Kazakh Protest Law Still Short of International Standards, Critics Say

Kazakhstan adopted a controversial freedom of assembly law on 25 May, which eases some restrictions, while tightening others, AFP writes. The new law still includes the requirement to apply for permission ahead of holding a demonstration – which in the past meant an almost total ban on political rallies, which were seldom approved. Additionally, measures allow rallies to take place only in certain approved locations, most likely on the outskirts of cities, which would decrease their visibility, critics say. “There is nothing in international conventions on freedom of assembly about some sort of ‘designated places,'” Yevgeniy Zhovtis, director of the Kazakhstan International Bureau for Human Rights and Rule of Law, told AFP. “There is either freedom to assemble or its lack.” After noting that four people had been arrested in a span of 10 days in April for holding unsanctioned rallies, Mihra Rittmann, a senior researcher for Central Asia at Human Rights Watch, wrote: “Kazakh authorities seem intent on punishing citizens for attempting to exercise their right to express their views publicly.”

Animal Rights Organizations in Poland Fear for Their Survival

The coronavirus epidemic and ensuing lockdown are threatening the survival of animal sanctuaries in Poland, which find themselves short of volunteers and donations, Reporting Democracy writes. Additionally, some people are returning animals they adopted in the past; for instance, the Warsaw-based Pegasus Foundation took back 11 horses previously sent into foster care. Compounding such difficulties, the severe drought in Poland has driven up the price of hay, which is the main food for many animals in shelters. “After a few difficult years, we were getting rid of the debt created by the previous economic crisis,” Agata Rybkowska, from the Pegasus Foundation, told Reporting Democracy. “Now, suddenly, the coronavirus is putting us back again.” A legislative proposal under consideration in Poland would make life even harder for such organizations, which could potentially have to declare any foreign sources of financing, Reuters writes. “For the sake of the good image of NGOs it would be good to find out where their money comes from.
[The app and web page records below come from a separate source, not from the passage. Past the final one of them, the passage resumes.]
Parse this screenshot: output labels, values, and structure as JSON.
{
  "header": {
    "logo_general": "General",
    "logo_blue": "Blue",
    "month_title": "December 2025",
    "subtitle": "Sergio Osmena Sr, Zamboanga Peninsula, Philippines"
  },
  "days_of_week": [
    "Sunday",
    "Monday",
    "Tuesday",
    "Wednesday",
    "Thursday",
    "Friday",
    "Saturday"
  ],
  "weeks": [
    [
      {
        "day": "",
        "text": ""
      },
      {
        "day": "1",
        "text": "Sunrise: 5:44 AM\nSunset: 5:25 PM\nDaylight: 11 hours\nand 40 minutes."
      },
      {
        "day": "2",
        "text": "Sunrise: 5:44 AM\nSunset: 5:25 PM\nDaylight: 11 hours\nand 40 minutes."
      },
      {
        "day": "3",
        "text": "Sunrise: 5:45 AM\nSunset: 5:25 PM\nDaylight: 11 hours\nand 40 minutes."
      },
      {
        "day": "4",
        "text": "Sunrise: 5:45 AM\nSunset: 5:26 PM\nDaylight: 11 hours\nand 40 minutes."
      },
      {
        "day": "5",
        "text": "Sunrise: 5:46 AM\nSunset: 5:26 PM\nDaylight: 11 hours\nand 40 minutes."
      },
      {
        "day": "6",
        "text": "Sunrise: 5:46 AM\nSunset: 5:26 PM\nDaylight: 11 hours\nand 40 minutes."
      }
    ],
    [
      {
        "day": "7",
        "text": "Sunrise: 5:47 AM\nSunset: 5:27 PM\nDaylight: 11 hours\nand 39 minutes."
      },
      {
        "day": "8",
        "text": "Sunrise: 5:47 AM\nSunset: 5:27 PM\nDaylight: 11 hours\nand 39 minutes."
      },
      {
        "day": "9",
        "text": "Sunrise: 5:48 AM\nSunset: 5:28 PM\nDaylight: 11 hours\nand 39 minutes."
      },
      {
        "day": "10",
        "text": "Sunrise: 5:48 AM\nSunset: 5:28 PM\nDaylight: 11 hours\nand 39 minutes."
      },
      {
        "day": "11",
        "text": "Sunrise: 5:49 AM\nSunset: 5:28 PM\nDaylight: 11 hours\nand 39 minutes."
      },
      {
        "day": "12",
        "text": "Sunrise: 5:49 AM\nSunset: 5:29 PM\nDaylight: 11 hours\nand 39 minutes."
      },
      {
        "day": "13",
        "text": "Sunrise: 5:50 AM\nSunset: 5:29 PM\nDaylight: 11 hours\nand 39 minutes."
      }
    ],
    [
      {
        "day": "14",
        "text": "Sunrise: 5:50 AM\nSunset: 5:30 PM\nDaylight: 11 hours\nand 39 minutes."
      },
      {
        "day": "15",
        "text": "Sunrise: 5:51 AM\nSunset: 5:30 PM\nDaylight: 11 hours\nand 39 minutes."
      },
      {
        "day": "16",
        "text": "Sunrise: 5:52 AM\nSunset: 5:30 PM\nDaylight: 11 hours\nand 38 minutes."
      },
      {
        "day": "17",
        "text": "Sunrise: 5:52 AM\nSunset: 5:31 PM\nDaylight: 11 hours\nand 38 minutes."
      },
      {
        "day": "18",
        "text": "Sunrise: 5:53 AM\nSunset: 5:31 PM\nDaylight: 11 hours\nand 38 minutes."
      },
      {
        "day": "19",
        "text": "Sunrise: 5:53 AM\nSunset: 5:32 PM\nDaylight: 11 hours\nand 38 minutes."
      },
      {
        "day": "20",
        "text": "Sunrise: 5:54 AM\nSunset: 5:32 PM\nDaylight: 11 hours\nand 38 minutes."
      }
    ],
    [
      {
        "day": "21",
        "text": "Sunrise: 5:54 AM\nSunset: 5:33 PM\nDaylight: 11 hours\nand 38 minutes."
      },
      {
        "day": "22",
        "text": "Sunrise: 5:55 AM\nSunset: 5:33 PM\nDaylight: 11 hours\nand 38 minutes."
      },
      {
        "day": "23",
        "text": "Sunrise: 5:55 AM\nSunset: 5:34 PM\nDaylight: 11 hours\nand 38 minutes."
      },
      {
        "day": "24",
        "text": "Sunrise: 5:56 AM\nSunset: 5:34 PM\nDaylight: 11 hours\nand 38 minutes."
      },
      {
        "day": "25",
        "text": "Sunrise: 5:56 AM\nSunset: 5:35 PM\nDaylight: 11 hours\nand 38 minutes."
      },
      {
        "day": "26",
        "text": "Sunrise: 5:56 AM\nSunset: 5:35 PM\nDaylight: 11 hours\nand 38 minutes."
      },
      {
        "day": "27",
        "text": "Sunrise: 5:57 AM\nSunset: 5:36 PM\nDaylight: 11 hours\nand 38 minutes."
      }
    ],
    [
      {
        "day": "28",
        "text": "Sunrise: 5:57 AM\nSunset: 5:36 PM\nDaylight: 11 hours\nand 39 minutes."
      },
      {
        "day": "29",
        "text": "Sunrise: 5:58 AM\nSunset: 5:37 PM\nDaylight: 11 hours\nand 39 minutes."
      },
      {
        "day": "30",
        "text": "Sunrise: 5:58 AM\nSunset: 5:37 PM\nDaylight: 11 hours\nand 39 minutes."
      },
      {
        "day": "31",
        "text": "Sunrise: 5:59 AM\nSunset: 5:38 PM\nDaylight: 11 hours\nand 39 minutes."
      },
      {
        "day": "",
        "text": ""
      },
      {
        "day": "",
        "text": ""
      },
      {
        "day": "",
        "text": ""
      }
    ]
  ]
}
Those that have nothing to hide have no reasons to be afraid,” Ryszard Czarnecki, a member of the European Parliament, told Reuters.

Compiled by Ioana Caloianu